Any reports, memoranda, notes, transcripts, tape or video recordings,correspondence, or other memorialization of known or suspected criminal activity in which a potential government witness has engaged, or is suspected to have engaged in, which has not resulted in prosecution or conviction. This request specifically includes, but is not limited to, investigations of the government’s
immunized witness, Edward Peters.

2. They indicate they will threated to drag Lott and Cochran into the fray.

Any handwritten notes, memoranda, correspondence, transcripts, oral or written statements, or other memorializations pertaining to persons interviewed by the government regarding their participation in the matters referred to in the case who have stated, in substance, that there was no quid pro quo with respect to any efforts to obtain a federal judgeship for Defendant, or that whatever efforts that were made were of no value or were no more than would be done for any prospective or interested federal judicial candidate. This request specifically includes, but is not limited to, any interviews of United States Senators Trent Lott or Thad Cochran.

In my opinion, things continue to look really bad for DeLaughter. I think he could make it all go away for 1 year in jail. If he rolls the dice at trial and loses, he’ll spend 6-8 years in jail. No federal judge will take it easy on a “crooked judge” at sentencing time. Even if the quid pro quo issue falls his way, he’s got three massive problems.

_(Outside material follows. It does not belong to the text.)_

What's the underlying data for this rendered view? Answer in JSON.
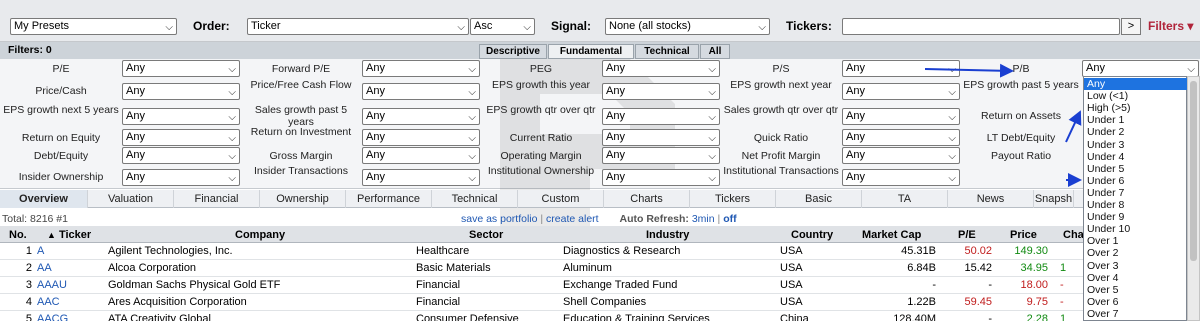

1. If the evidence is at it has been presented, he shoveled ex parte motions around in the Wilson case and may have done much worse in Eaton v. Frisby.
2. If it’s proven that he substantially lied or misled investigators under oath, that’s the ball game, regardless of this quid pro quo, I-may-be-a-dirtbag-but-I’m-not-a-felon, Paul Minor-esque argument that seems to have no legs whatsoever.
3. He will still be facing testimony from two people (Scruggs and Langston) that have specifically pleaded guilty to crimes associated with bribing HIM. It would be pretty hard to argue to a jury that they pled guilty and went to jail because they didn’t have anything better to do. Oh yeah, and Peters and Balducci are out there ready to testify, too.